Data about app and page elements

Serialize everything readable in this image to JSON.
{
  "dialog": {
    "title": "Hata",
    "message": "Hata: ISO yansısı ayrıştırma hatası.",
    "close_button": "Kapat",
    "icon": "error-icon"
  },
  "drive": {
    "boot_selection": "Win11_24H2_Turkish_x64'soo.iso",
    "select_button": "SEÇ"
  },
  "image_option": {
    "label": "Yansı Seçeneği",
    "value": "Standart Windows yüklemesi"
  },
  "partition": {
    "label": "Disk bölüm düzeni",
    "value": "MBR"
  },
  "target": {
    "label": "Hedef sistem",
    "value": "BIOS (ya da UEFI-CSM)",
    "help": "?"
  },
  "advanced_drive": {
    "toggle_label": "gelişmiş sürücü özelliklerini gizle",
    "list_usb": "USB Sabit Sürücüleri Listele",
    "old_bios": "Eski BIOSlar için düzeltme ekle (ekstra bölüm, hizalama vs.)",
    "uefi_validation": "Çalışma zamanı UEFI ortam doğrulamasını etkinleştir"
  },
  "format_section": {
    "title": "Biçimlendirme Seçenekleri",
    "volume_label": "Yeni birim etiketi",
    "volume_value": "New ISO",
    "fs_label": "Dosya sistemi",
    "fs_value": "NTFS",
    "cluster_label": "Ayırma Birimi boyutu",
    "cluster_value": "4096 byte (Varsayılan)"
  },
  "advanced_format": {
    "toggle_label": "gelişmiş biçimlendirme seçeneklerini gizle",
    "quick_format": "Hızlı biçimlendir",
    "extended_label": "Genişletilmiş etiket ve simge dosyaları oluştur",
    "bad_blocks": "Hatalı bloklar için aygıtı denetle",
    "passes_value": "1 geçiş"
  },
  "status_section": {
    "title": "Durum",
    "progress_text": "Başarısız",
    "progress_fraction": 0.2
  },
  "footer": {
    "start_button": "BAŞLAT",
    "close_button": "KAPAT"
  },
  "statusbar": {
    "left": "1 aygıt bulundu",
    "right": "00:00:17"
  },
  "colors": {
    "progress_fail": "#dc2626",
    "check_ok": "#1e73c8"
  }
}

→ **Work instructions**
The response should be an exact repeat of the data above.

→ **Task result**
Serialize everything readable in this image to JSON.
{
  "dialog": {
    "title": "Hata",
    "message": "Hata: ISO yansısı ayrıştırma hatası.",
    "close_button": "Kapat",
    "icon": "error-icon"
  },
  "drive": {
    "boot_selection": "Win11_24H2_Turkish_x64'soo.iso",
    "select_button": "SEÇ"
  },
  "image_option": {
    "label": "Yansı Seçeneği",
    "value": "Standart Windows yüklemesi"
  },
  "partition": {
    "label": "Disk bölüm düzeni",
    "value": "MBR"
  },
  "target": {
    "label": "Hedef sistem",
    "value": "BIOS (ya da UEFI-CSM)",
    "help": "?"
  },
  "advanced_drive": {
    "toggle_label": "gelişmiş sürücü özelliklerini gizle",
    "list_usb": "USB Sabit Sürücüleri Listele",
    "old_bios": "Eski BIOSlar için düzeltme ekle (ekstra bölüm, hizalama vs.)",
    "uefi_validation": "Çalışma zamanı UEFI ortam doğrulamasını etkinleştir"
  },
  "format_section": {
    "title": "Biçimlendirme Seçenekleri",
    "volume_label": "Yeni birim etiketi",
    "volume_value": "New ISO",
    "fs_label": "Dosya sistemi",
    "fs_value": "NTFS",
    "cluster_label": "Ayırma Birimi boyutu",
    "cluster_value": "4096 byte (Varsayılan)"
  },
  "advanced_format": {
    "toggle_label": "gelişmiş biçimlendirme seçeneklerini gizle",
    "quick_format": "Hızlı biçimlendir",
    "extended_label": "Genişletilmiş etiket ve simge dosyaları oluştur",
    "bad_blocks": "Hatalı bloklar için aygıtı denetle",
    "passes_value": "1 geçiş"
  },
  "status_section": {
    "title": "Durum",
    "progress_text": "Başarısız",
    "progress_fraction": 0.2
  },
  "footer": {
    "start_button": "BAŞLAT",
    "close_button": "KAPAT"
  },
  "statusbar": {
    "left": "1 aygıt bulundu",
    "right": "00:00:17"
  },
  "colors": {
    "progress_fail": "#dc2626",
    "check_ok": "#1e73c8"
  }
}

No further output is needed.